This is not to mention the silent (and sometimes not so silent) war that is waged between working and SAHMs. Each side sticks to their decision faithfully, zealously defending their right to work or not work, the decision that they determined is "best" for their child. Not even a mother yet, I found myself offended by almost anything that was said on the issue by either side, as if I wasn't good enough for either side because I didn't know what I was going to do. I don't know if there is a "mommy" issue as sensitive or defended as this one. (Unless you want to go into the whole debate of breastfeeding and we all know that we do not want to touch that today for fear of moms everywhere raising their breast pumps in arms against us. Yes, let's leave the breastfeeding battle alone for today.)
Two weeks ago, my time was up. My principal was arranging the classes for next year, deciding who he needed to hire, what teacher was going to teach what classes. My window was quickly closing.

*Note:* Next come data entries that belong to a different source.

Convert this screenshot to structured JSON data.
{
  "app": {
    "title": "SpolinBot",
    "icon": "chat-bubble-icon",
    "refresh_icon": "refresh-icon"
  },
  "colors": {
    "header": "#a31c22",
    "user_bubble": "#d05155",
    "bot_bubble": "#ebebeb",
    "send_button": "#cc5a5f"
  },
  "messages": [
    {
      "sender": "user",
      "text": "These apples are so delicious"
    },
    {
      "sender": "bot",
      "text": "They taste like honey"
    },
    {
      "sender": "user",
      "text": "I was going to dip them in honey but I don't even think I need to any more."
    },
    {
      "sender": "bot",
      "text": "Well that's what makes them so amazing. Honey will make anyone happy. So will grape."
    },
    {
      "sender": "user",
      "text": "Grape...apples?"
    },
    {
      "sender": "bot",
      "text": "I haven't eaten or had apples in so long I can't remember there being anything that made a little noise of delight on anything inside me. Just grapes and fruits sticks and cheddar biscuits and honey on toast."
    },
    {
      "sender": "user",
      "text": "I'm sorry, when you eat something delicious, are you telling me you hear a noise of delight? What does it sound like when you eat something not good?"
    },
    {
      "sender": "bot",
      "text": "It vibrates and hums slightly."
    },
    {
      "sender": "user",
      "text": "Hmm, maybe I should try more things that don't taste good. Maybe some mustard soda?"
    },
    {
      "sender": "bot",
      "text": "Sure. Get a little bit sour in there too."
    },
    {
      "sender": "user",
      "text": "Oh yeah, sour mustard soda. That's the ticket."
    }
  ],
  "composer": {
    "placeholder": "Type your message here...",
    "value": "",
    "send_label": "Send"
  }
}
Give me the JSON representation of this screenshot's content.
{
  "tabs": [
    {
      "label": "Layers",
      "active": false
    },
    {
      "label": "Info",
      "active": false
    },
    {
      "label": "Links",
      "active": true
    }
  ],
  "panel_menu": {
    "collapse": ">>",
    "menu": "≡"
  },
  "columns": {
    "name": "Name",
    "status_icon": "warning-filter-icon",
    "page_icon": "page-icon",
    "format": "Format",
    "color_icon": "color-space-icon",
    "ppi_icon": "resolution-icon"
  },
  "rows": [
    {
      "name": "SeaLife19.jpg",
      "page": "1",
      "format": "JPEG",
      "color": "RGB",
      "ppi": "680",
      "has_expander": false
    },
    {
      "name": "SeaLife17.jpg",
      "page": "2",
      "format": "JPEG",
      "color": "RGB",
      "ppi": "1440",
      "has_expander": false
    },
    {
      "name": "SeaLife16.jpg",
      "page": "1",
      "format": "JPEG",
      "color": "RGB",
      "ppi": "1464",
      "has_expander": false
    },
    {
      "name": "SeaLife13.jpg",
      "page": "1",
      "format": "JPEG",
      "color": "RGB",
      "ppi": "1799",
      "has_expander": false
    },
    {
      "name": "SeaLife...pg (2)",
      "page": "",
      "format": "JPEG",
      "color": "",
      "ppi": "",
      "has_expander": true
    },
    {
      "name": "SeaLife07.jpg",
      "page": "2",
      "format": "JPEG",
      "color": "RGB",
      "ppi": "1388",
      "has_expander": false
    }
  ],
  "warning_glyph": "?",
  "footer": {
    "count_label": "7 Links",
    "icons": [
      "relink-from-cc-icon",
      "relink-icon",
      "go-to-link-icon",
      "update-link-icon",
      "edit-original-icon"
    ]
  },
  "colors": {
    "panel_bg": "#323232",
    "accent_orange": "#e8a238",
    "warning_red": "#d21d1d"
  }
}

I waited until the last possible minute and then I wandered into his office after lunch one day to talk with him about it- still not totally sure what my answer was.
I sat down in a comfortable chair across his desk and waited quietly for him to finish an email. He finished, and turned to me while interlocking his fingers.
"What can I do for you, Bonnie?"
"Well... I told you in December that I was pregnant..."
"Yes. Yes. I think I recall." (I always feel a need to remind men that I'm pregnant. I don't know why.)
"So I'm just thinking about what I want to do for next year... is part time an option for me?" I asked. Some schools are really good about letting their teachers go part time, for other schools it is difficult and inconvenient.
"I think we could make that work," he said. Just like that.
"I'd teach every other day? Three classes?" I didn't think it would be this easy.
He stared at a spreadsheet on his computer of all the English classes and all the English teachers. He clicked a few boxes and scratched his goatee the way bosses do.
"We'd have to get rid of a few classes and combine here and there, but yes, we could let you go part time."
"That's what I want to do." I said quickly, as if the option were going to vanish into thin air if I didn't commit right this second.
"Fair enough. I'll put you down as part time."
And that was it. A decision I stressed about for five months, resolved in less than three minutes flat. It's weird how the decision came together- like I was trying to form it on my own for so long, and then it just up and formed itself in that principal's office. Decided on its own what it wanted to do. I never came to a decision, the decision came to me.
As I left the principal's office I couldn't help feel incredible excitement and joy. I was at once stoked out of my mind and extremely calm. I felt joy and I felt peace- emotions that I have learned to mean that I have made the right choice. I no longer felt conflicted, I no longer felt angst. Everything felt very clear and unmuddied to me. I texted Greg immediately, "I'm doing part time next year- it's a done deal!"
And so, the die has been cast, the decision made. Starting in September you can find me every other day in my classroom, teaching Hamlet and thesis statements and The American Dream to rowdy high school seniors. On the other days you can find me with my baby girl, taking long morning naps or going on walks to the park or meeting my mom for lunch. Maybe, if you're lucky, I'll invite you over one lazy afternoon and we can have some cake. And eat it too.
Oh, and Tayler is beyond nice and is giving away $15 to Babies R Us for all you mommies to be. Enter the giveaway below!
a Rafflecopter giveaway